Research within the Center for Human Movement Sciences
Education and research are intensely connected in the Center for Human Movement Sciences (CHMS). PhD's, master and bachelor students work together in an academic learning community and inspiring environment, playing a pivotal role in our research success.
The Center runs a competitive master-PhD program providing opportunities for talented master students to complete a PhD (currently 4 PhD places per year).
What kind of research?
There are 2 research domains within the master Human Movement Sciences shown with some examples of research questions:
• Falling in the elderly: predicting individual fall risks and developing preventive exercise programmes

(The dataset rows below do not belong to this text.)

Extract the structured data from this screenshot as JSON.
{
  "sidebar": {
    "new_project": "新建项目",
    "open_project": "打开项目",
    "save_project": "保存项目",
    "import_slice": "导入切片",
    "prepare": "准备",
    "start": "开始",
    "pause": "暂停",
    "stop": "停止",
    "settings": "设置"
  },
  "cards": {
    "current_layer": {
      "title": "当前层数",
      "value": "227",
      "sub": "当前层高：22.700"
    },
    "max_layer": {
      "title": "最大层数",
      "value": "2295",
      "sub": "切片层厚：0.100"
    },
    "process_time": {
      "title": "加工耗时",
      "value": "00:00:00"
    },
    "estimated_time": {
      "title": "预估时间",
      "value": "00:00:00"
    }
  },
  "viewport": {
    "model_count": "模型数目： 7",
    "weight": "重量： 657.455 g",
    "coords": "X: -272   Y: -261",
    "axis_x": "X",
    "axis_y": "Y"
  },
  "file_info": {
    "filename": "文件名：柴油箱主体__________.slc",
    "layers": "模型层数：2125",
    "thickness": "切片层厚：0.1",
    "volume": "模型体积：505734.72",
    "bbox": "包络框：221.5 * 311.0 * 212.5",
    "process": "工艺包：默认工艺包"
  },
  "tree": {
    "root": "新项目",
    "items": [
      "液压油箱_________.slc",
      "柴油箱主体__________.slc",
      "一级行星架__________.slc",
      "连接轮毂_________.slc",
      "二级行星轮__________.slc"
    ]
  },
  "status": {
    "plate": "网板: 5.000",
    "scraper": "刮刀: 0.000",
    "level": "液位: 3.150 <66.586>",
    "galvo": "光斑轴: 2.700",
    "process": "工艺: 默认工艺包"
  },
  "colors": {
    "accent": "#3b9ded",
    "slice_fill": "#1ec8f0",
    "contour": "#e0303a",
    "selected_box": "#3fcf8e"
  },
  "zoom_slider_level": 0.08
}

• The relationship between movement and diseases such as dementia, stroke and Parkinson’s disease
• Effects of physical activity and inactivity on cognitive and mental processes (e.g. attention, memory)
• Recovery of normal skills levels after a stroke or paraplegia
• Sensorimotor adaptation processes during the rehabilitation of people with an artificial arm or leg or when learning to operate an arm-drive wheelchair
• Children with DCD (Developmental Coordination Disorder) and adults who need to relearn motor skills after a stroke or other impairment of the cognitive/sensorimotor system
Student research projects within this domain are usually conducted on-site in nursing homes and/or geriatric wards of hospitals, residential facilities for the elderly or individual homes. The CHMS has also great lab facilities to conduct research.